**TASK BRIEF**.
Copy each line that contains the string "JSON", taking them from the material.

##### PROVIDED RECORDS

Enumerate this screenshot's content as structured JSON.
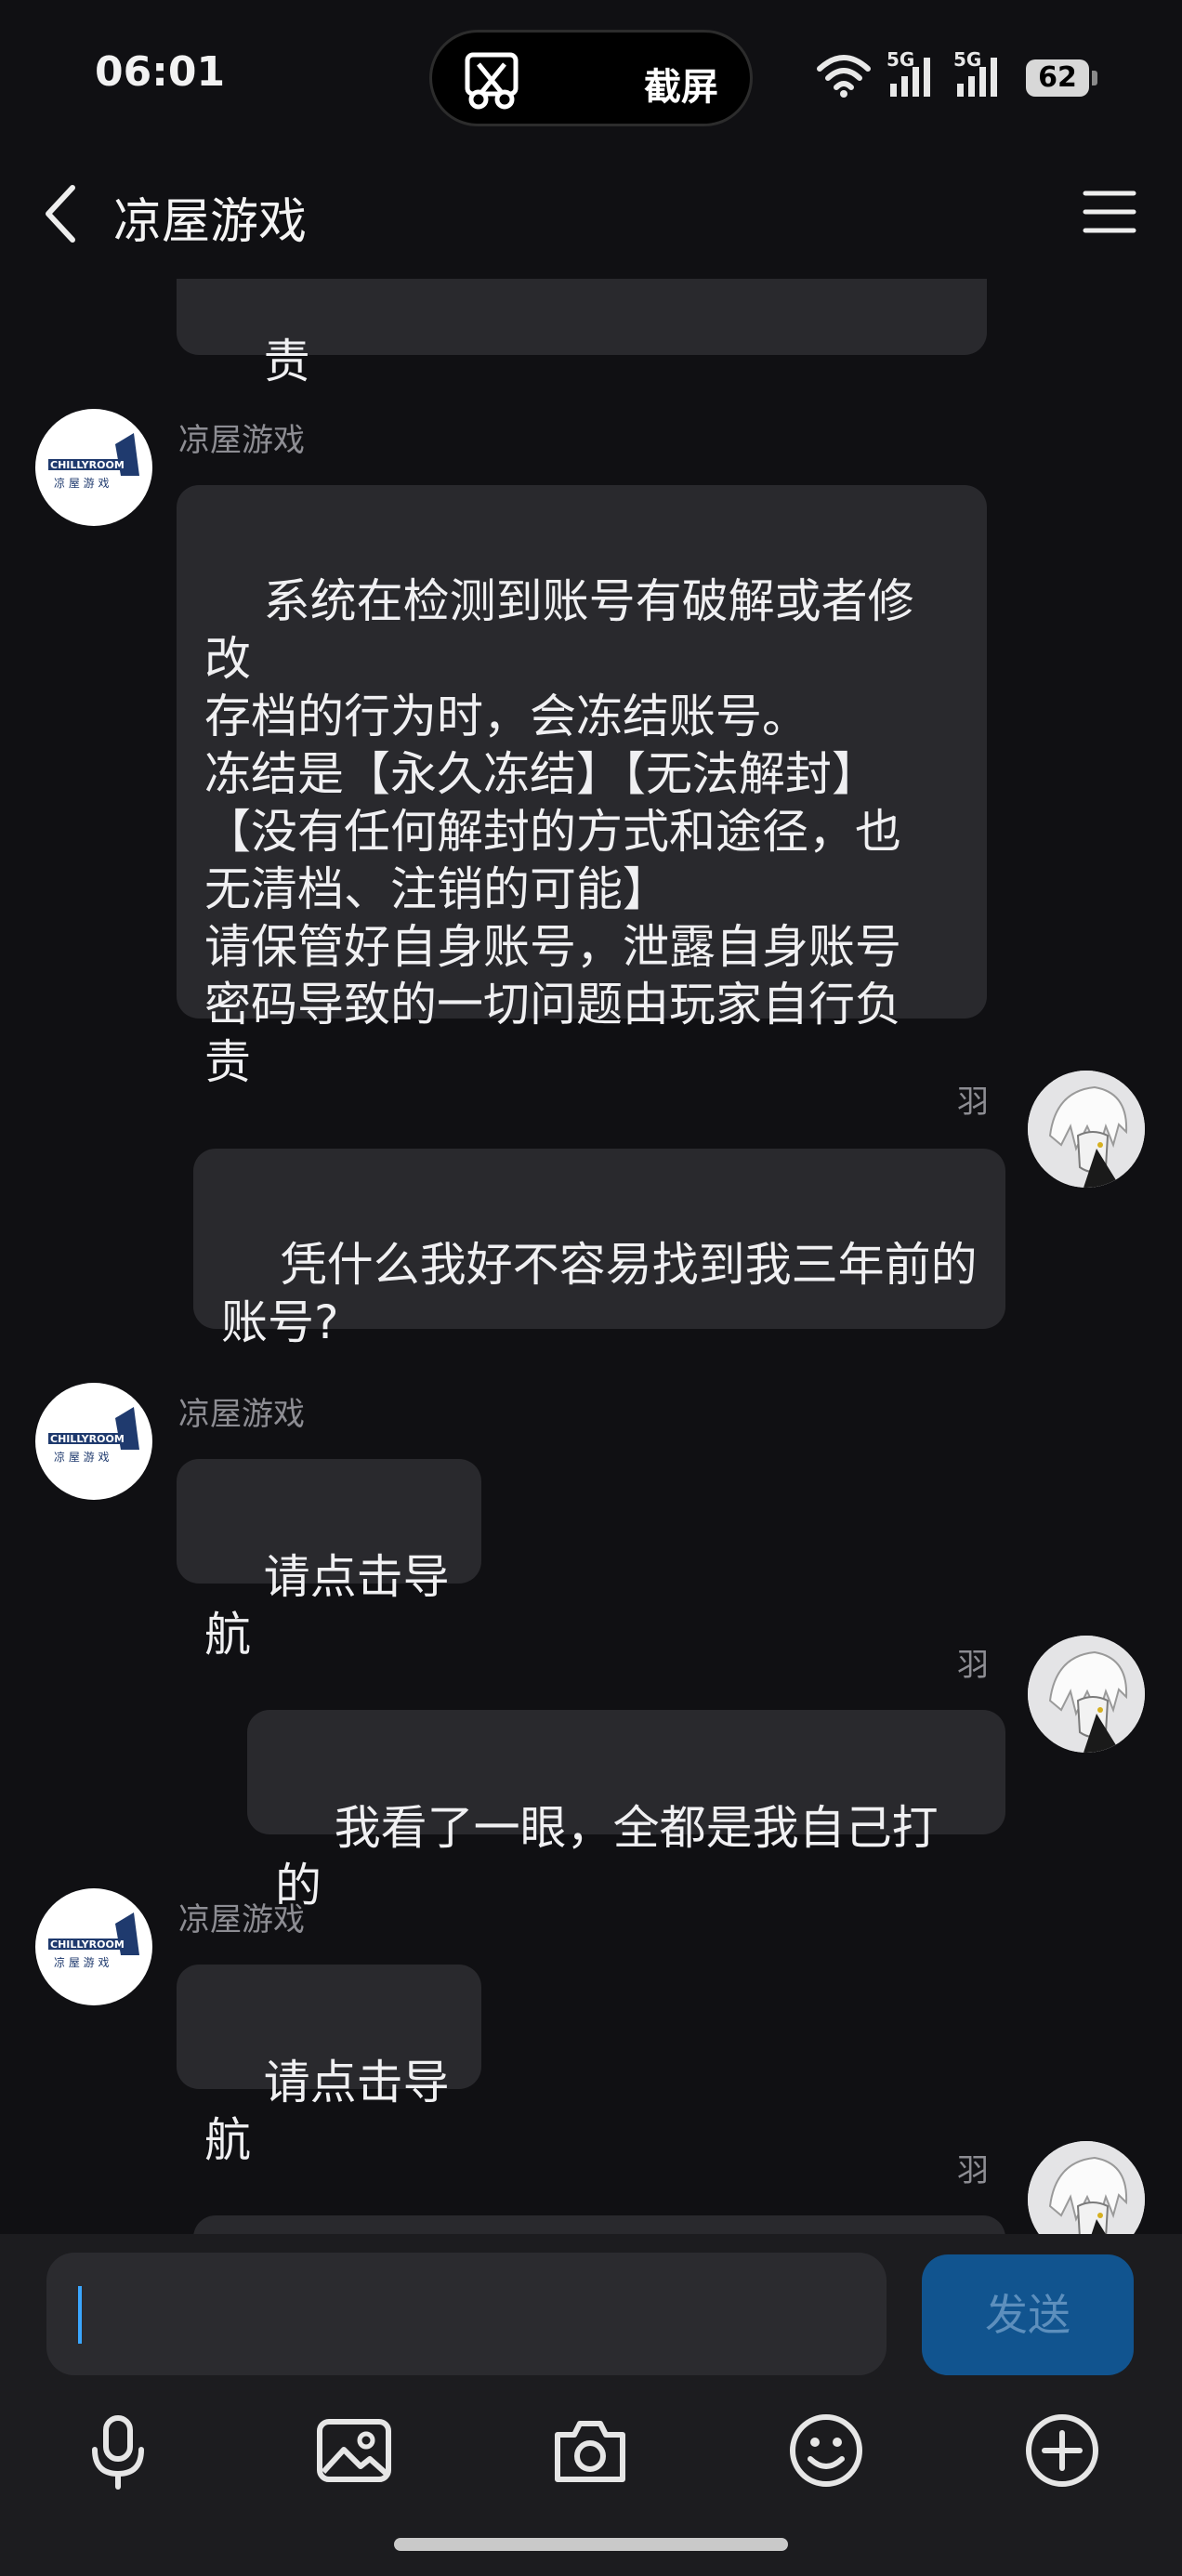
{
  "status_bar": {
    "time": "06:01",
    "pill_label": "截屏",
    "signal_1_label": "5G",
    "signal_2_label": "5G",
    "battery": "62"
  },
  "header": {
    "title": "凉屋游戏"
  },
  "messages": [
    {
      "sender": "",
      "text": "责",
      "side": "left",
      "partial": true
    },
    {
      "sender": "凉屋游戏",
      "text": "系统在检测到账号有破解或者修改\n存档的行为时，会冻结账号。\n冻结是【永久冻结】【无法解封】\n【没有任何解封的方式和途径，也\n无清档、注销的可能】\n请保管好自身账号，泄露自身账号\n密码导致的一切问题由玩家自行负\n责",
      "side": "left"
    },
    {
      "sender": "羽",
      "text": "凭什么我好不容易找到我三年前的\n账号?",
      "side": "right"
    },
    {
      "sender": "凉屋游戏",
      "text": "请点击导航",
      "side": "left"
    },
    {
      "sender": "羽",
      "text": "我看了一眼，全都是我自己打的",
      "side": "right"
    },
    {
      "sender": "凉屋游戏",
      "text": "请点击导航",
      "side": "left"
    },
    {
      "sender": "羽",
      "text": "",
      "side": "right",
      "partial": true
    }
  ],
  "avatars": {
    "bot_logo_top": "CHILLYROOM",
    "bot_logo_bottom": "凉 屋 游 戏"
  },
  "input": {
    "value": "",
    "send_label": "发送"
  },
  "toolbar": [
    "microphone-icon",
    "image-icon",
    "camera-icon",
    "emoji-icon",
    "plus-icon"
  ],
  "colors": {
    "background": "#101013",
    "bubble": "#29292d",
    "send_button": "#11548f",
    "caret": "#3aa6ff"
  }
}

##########
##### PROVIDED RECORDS

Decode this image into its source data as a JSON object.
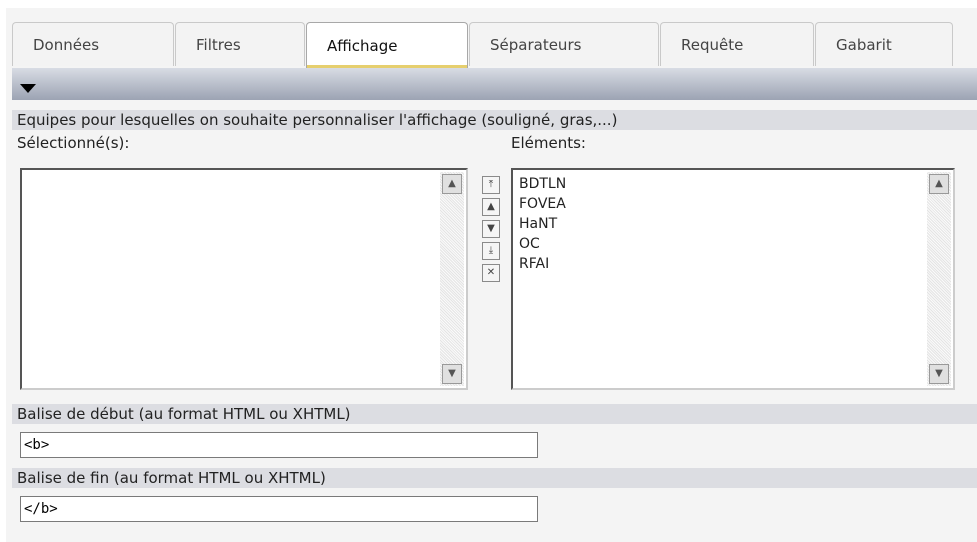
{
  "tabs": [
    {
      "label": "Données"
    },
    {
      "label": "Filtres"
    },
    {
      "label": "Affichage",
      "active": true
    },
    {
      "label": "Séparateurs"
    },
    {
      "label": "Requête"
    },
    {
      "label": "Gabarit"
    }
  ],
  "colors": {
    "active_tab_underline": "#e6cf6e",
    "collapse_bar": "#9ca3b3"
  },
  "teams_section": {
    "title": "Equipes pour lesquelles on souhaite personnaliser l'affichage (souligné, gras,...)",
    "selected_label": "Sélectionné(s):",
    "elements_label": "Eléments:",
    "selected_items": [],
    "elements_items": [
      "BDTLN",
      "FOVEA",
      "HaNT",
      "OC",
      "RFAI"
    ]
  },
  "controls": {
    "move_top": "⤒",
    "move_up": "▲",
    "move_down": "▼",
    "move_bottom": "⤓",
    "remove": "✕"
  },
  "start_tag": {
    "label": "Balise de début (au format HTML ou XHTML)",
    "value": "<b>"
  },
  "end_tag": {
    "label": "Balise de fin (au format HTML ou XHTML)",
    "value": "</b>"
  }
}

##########
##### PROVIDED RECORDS

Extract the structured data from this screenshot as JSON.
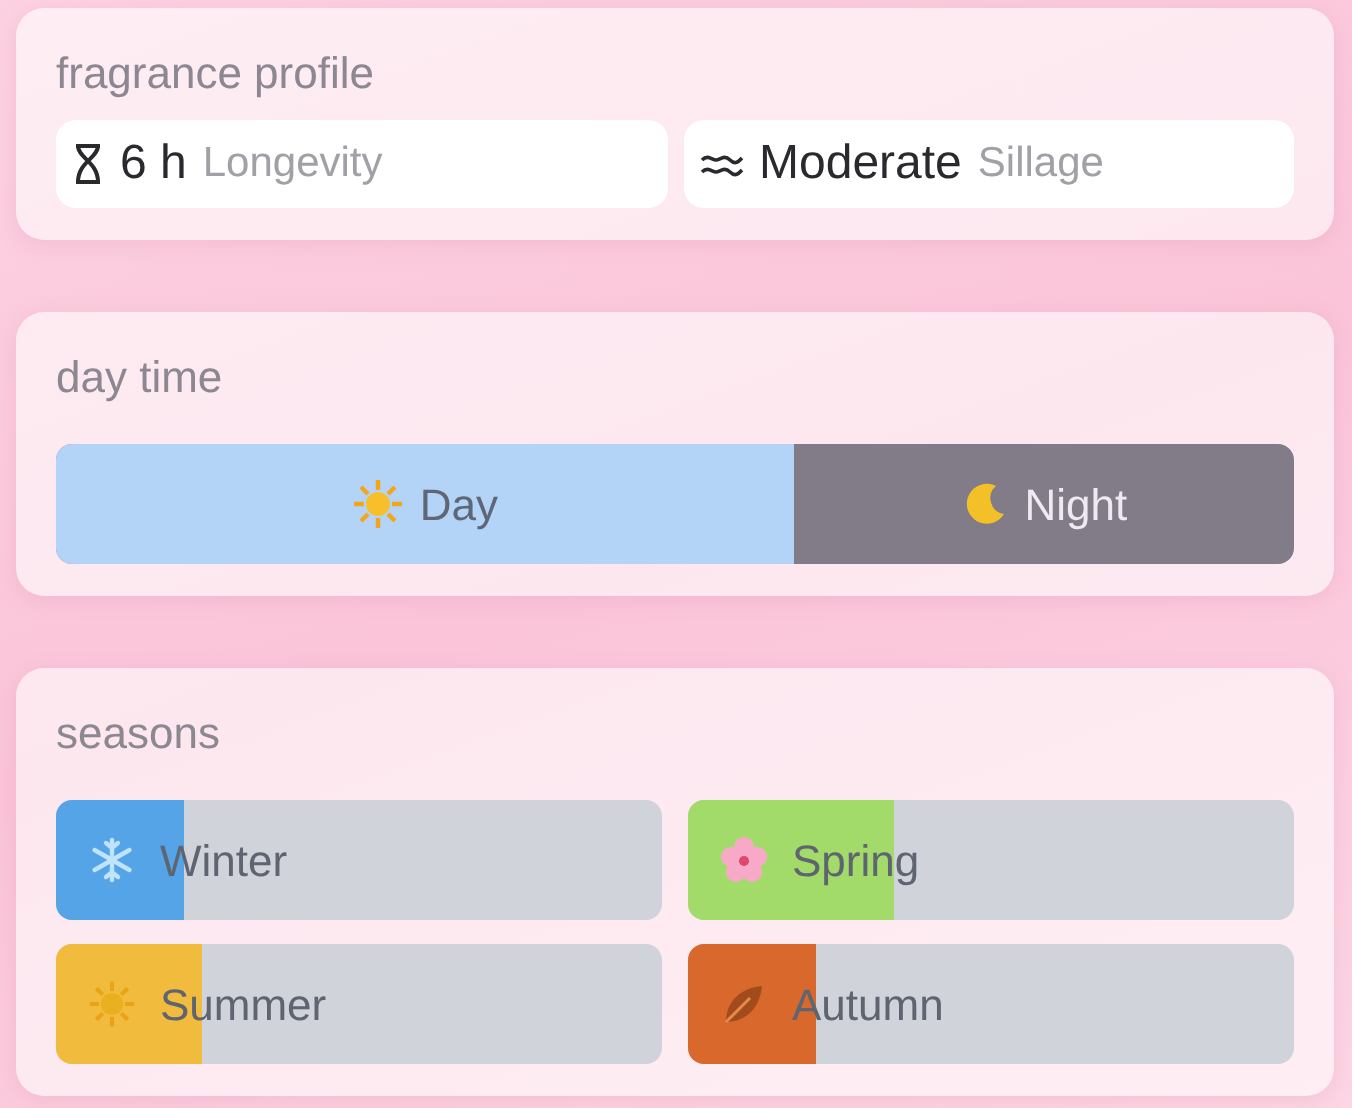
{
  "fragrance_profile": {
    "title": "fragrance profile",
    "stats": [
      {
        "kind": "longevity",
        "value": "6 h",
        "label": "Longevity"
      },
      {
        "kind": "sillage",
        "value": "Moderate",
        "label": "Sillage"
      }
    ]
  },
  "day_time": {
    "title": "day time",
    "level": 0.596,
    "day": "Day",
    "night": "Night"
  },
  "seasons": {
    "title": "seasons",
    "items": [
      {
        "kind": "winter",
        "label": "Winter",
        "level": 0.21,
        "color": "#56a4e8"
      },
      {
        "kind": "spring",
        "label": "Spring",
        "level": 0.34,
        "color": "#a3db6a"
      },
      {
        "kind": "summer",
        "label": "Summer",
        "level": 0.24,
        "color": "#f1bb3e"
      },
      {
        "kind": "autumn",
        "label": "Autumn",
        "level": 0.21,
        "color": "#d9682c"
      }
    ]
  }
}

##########

**SOLUTION TO THIS EXERCISE**.
Enumerate this screenshot's content as structured JSON.
Decode this image into its source data as a JSON object.
Extract the structured data from this screenshot as JSON.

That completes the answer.